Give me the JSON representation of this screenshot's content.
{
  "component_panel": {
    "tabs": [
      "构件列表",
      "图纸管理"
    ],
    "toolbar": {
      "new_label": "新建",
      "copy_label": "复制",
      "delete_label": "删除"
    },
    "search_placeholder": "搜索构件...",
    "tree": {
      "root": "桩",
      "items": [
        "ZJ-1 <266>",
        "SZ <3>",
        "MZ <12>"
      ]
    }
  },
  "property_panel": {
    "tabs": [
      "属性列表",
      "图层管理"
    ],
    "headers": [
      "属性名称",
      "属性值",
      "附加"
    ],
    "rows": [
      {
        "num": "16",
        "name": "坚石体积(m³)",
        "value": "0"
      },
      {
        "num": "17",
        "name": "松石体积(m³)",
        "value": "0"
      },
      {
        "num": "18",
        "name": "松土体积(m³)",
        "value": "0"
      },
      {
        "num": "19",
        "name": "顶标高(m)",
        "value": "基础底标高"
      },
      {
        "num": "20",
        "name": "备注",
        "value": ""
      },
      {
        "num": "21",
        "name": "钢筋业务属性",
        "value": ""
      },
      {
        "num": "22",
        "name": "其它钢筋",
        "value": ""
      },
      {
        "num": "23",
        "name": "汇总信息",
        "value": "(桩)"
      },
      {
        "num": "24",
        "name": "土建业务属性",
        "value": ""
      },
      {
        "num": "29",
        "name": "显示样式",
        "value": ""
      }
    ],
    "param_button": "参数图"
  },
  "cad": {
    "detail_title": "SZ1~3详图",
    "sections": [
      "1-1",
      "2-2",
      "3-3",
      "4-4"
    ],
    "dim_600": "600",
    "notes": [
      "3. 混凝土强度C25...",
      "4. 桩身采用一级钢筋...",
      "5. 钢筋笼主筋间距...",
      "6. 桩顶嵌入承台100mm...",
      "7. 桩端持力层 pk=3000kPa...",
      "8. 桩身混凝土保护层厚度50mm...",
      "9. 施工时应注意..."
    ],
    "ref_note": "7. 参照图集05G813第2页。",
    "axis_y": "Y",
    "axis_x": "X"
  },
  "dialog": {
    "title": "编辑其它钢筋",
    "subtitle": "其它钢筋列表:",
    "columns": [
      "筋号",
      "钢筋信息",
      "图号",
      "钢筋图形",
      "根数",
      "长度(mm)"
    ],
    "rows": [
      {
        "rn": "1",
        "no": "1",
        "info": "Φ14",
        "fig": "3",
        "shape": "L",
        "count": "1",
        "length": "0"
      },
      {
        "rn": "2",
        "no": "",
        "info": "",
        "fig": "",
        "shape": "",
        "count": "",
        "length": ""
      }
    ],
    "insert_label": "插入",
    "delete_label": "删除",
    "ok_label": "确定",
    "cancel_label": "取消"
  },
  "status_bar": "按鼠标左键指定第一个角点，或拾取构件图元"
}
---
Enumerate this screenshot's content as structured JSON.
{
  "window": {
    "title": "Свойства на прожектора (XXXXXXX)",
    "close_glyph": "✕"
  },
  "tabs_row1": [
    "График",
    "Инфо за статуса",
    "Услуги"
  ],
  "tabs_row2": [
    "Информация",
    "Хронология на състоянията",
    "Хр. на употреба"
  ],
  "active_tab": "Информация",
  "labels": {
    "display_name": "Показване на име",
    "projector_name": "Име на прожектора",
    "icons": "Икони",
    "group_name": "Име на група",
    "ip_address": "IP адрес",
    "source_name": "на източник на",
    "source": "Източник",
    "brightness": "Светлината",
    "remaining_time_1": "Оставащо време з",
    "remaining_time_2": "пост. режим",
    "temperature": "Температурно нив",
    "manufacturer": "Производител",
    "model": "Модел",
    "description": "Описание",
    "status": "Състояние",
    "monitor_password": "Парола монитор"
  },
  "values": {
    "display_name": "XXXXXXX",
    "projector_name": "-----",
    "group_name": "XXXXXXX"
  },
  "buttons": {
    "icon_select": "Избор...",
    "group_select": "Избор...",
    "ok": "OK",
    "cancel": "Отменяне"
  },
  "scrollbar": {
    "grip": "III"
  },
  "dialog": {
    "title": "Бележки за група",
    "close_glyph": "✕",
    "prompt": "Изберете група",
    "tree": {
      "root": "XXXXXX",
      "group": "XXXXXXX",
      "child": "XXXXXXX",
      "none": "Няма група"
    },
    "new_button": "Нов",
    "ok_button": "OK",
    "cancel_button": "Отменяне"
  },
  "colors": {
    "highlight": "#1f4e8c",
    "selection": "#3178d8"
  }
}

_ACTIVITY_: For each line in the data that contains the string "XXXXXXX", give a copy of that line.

_SOLUTION TO THIS EXERCISE_:
    "title": "Свойства на прожектора (XXXXXXX)",
    "display_name": "XXXXXXX",
    "group_name": "XXXXXXX"
      "group": "XXXXXXX",
      "child": "XXXXXXX",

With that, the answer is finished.